The cost for a Lustron home depended on the company’s price structure, which was based on geographic zones. Arkansas fell in Lustron’s Zones 17–27, which meant that prices went from $4,590 for a Newport Model 023 up to $7,212 for a three-bedroom Westchester Deluxe.
Mass production of Lustron houses began on February 25, 1949. Production numbers continued to climb but never reached the levels that Lustron wanted. In the first twelve months of production, 1,250 houses were manufactured.
Although production had steadily increased through the first part of 1949, trouble was coming for the company. Many began to raise questions about the many loans the government had given Lustron. In August 1949, the Reconstruction Finance Corporation (RFC) made another $2 million loan to Lustron, which raised the company’s total debt to $37.5 million. During the last two weeks of that same month, 700 employees were laid off.
The call for investigations into the company by the Banking and Currency Committee of the U.S. House of Representatives in October 1949 also harmed the company’s prospects. Although the company was producing twenty-six houses a day in August, production had slumped to only six houses a day by October.
Problems escalated by the end of 1949. On December 28, the RFC terminated its loans to the company, and the following day Lustron was given an ultimatum to submit a reorganization plan by January 6, 1950. Just a week later, the RFC declared that the Lustron Corporation was in default on the vast majority of its loans and began to look at ways to seize its assets.
The suit of foreclosure against Lustron’s mortgage was filed on February 22, 1950. On May 5, 1950, it was ordered that the company had to sell its Columbus plant along with its machinery, land, and patent rights. Seventy workers were kept to handle the final details.
Before the factory closed, a total of 2,680 Lustron houses were built in the United States, in the Territory of Alaska, and in Venezuela. Of the states where homes had been shipped by the end of 1949, the most went to Illinois, while the fewest went to South Carolina. The last house was shipped from the factory on June 6, 1950.
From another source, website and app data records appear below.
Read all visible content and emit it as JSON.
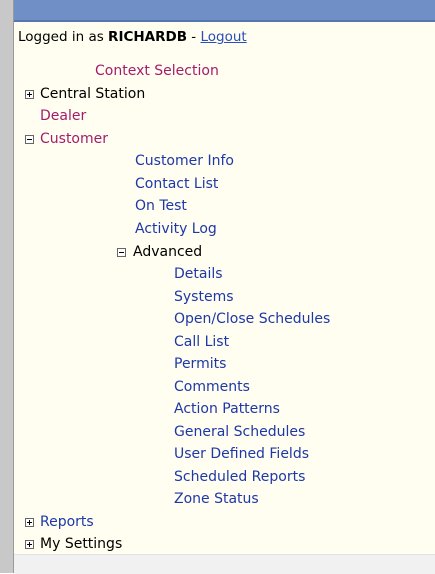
{
  "header": {
    "logged_in_prefix": "Logged in as ",
    "username": "RICHARDB",
    "separator": " - ",
    "logout_label": "Logout"
  },
  "nav": {
    "context_selection": "Context Selection",
    "central_station": "Central Station",
    "dealer": "Dealer",
    "customer": "Customer",
    "customer_children": {
      "customer_info": "Customer Info",
      "contact_list": "Contact List",
      "on_test": "On Test",
      "activity_log": "Activity Log"
    },
    "advanced": "Advanced",
    "advanced_children": {
      "details": "Details",
      "systems": "Systems",
      "open_close_schedules": "Open/Close Schedules",
      "call_list": "Call List",
      "permits": "Permits",
      "comments": "Comments",
      "action_patterns": "Action Patterns",
      "general_schedules": "General Schedules",
      "user_defined_fields": "User Defined Fields",
      "scheduled_reports": "Scheduled Reports",
      "zone_status": "Zone Status"
    },
    "reports": "Reports",
    "my_settings": "My Settings"
  },
  "icons": {
    "expand": "plus-box-icon",
    "collapse": "minus-box-icon"
  },
  "colors": {
    "header_bar": "#6f8fc6",
    "panel_bg": "#fffef0",
    "link_purple": "#a31c6c",
    "link_blue": "#1d38a8",
    "logout_link": "#2b4dbb"
  }
}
By the end of 1949, according to Lustron records, twelve Lustron houses had been shipped to Arkansas. It is known that at least three of the houses were shipped to Little Rock, and at least one each went to North Little Rock (Pulaski County), West Helena (Phillips County), and Pine Bluff (Jefferson County). It is unknown where the other six homes were shipped. The Mary H. Matthews Lustron House in Little Rock, a Winchester Model 02, was listed on the National Register on May 23, 2014. According to the 2014 nomination form, the Matthews house, which was sold to the City of Little Rock in 2013, was one of four surviving examples of Lustron homes in the state and one of two surviving in Little Rock at that time. It was demolished in October 2019, however, after efforts to have it relocated failed. It was delisted from the National Register on September 8, 2020.
For additional information:
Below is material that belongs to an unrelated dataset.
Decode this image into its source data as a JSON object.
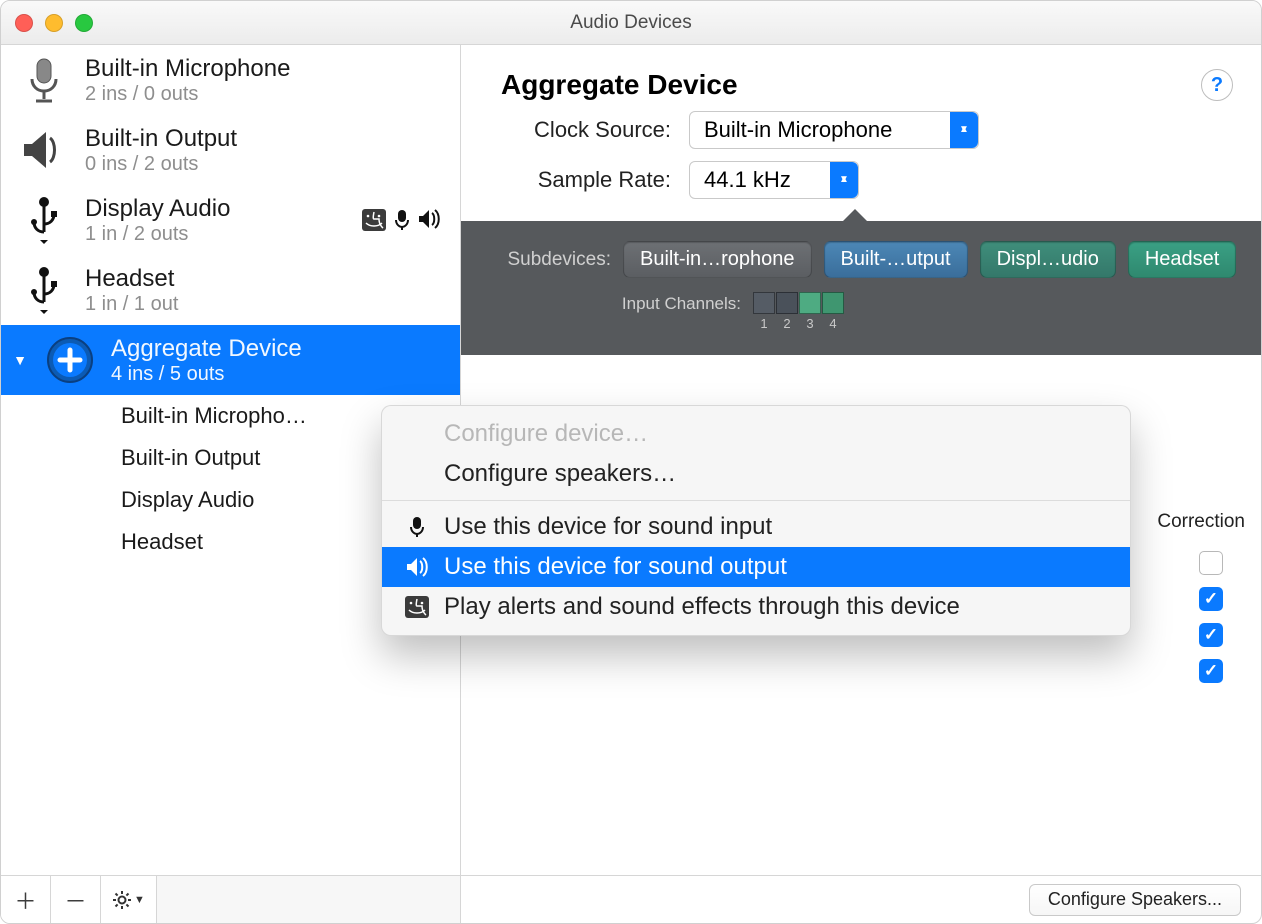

Fetters, Thomas T., and Vincent Kohler. The Lustron Home: The History of a Postwar Prefabricated Housing Experiment. Jefferson, NC: McFarland & Company, Inc., Publishers, 2002.
Knerr, Douglas. Suburban Steel: The Magnificent Failure of the Lustron Corporation, 1945–1951. Columbus: Ohio State University Press, 2004.
Wilcox, Ralph S. “Mary H. Matthews Lustron House.” National Register of Historic Places registration form. On file Arkansas Historic Preservation Program, Little Rock, Arkansas. Online at http://www.arkansaspreservation.com/National-Register-Listings/PDF/PU5894.nr.pdf (accessed September 10, 2018).
Ralph S. Wilcox
Arkansas Historic Preservation Program
Last Updated: 02/25/2021